On April 18, 2009, Hickox suffered another significant concussion and left ear injury after another foul ball to the face. The incident, which occurred at Yankee Stadium also involved a Wilson umpire mask. Hickox filed another complaint against Wilson, alleging mental anguish following the mask having "cracked into pieces upon impact" and failure to "protect an umpire in the way it is reportedly designed to do."[4]

On July 12, 2013, while working the plate at Dodger Stadium, Hickox was struck by an eighth inning foul ball—a 99 miles-per-hour fastball—in the mask, though he remained in the game through its completion one inning later. The day following the incident, Hickox was replaced by fill-in umpire Lance Barrett due to a probable concussion.[5]

Notable games[edit]

On September 4, 1993, Hickox was the third base umpire for New York Yankees pitcher Jim Abbott's no-hitter against the Cleveland Indians.[6]

He was at second base when Boston Red Sox pitcher Clay Buchholz no-hit the Baltimore Orioles on September 1, 2007.[7]

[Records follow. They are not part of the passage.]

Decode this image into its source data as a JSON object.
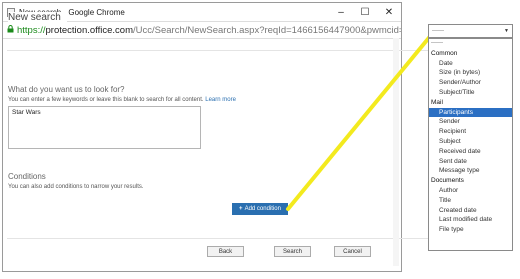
{
  "window": {
    "title": "New search - Google Chrome",
    "controls": {
      "minimize": "–",
      "maximize": "☐",
      "close": "✕"
    }
  },
  "address": {
    "scheme": "https://",
    "host": "protection.office.com",
    "path": "/Ucc/Search/NewSearch.aspx?reqId=1466156447900&pwmcid=3&Retur"
  },
  "page": {
    "title": "New search",
    "query_heading": "What do you want us to look for?",
    "query_help": "You can enter a few keywords or leave this blank to search for all content.",
    "query_help_link": "Learn more",
    "query_value": "Star Wars",
    "conditions_heading": "Conditions",
    "conditions_help": "You can also add conditions to narrow your results.",
    "add_condition_label": "Add condition",
    "buttons": {
      "back": "Back",
      "search": "Search",
      "cancel": "Cancel"
    }
  },
  "dropdown": {
    "selected_value": "------",
    "placeholder": "------",
    "groups": [
      {
        "label": "Common",
        "items": [
          "Date",
          "Size (in bytes)",
          "Sender/Author",
          "Subject/Title"
        ]
      },
      {
        "label": "Mail",
        "items": [
          "Participants",
          "Sender",
          "Recipient",
          "Subject",
          "Received date",
          "Sent date",
          "Message type"
        ]
      },
      {
        "label": "Documents",
        "items": [
          "Author",
          "Title",
          "Created date",
          "Last modified date",
          "File type"
        ]
      }
    ],
    "highlighted_item": "Participants"
  },
  "colors": {
    "accent": "#2a6fb0",
    "selected_item": "#2b6fc3",
    "connector": "#f3ea1e",
    "secure": "#1a8a1a"
  }
}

On April 16, 2009, Hickox was the second base umpire for the first game ever at the new Yankee Stadium.[8]

On April 18, 2009, Hickox was struck in the helmet by a foul ball in the 6th inning of the Cleveland Indians–New York Yankees game. He remained in the game until the 8th inning, and then apparently went to the hospital. Following the incident, he was reported to be out for a week of recuperation. Because this was the second serious concussion of Ed's career, he was placed on the disabled list for the remainder of the 2009 season and returned in 2010.

He was the home plate umpire for Tampa Bay Rays pitcher Matt Garza's no hitter against the Detroit Tigers on July 26, 2010.[9]

On May 2, 2012, Hickox was the first base umpire when Jered Weaver no-hit the Minnesota Twins.[10]

Hickox was behind the plate on August 24, 2012, when Adrián Beltré of the Texas Rangers hit for the cycle against the Twins.[11]

He was the plate umpire on September 28, 2012, when Homer Bailey of the Cincinnati Reds no-hit the Pittsburgh Pirates.[12]

Personal[edit]

In the off-season, Hickox, a sworn police officer who received a 2004 degree in Criminal Justice from Seminole Community College, lives and works in Florida as a detective with the Daytona Beach Shores Police Department. He is also a licensed pilot.

Minor league umpiring career[edit]

See also[edit]

References[edit]

  1. ^ "Six more will split $2.3M in severance pay". Associated Press via ESPN.com. 2004-12-24. Retrieved 2007-10-03. 
  2. ^ "Which umpire has the largest strike zone?". Retrieved 22 June 2012. 
  3. ^ "Wilson Sporting Goods Company, Appellant v. Edwin W. Hickox and Lisa A. Hickox, Appellees." District of Columbia Court of Appeals. No. 11-CV-0445. January 31, 2013.
  4. ^ Van Riper, Tom. "Major League Umpire Hurt Three Years Ago Wants Wilson Sporting Goods to Pay Up." Forbes. April 19, 2012.
  5. ^ "Injuries: CB Bucknor, Ed Hickox Struck in HSMs." Close Call Sports and the Umpire Ejection Fantasy League. July 13, 2013.
  6. ^ Jim Abbott No Hitter Box Score Baseball-Almanac.com. Retrieved July 26, 2012
  7. ^ In 2nd career start, Boston's Buchholz throws no-hitter on O's ESPN.com. Retrieved July 26, 2012
  8. ^ Yankees open new stadium with blowout loss to Indians ESPN.com. Retrieved July 26, 2012
  9. ^ Garza throws first no-hitter in Rays' history ESPN.com. Retrieved 26 July 2012
  10. ^ "Angels' Jered Weaver tosses second no-hitter of season". ESPN. Retrieved 3 May 2012. 
  11. ^ Rangers' Matt Harrison wins 15th; Adrian Beltre hits for cycle ESPN.com. Retrieved 28 August 2012
  12. ^ "Reds' Homer Bailey throws no-hitter against Pirates". ESPN. Retrieved 29 September 2012. 

External links[edit]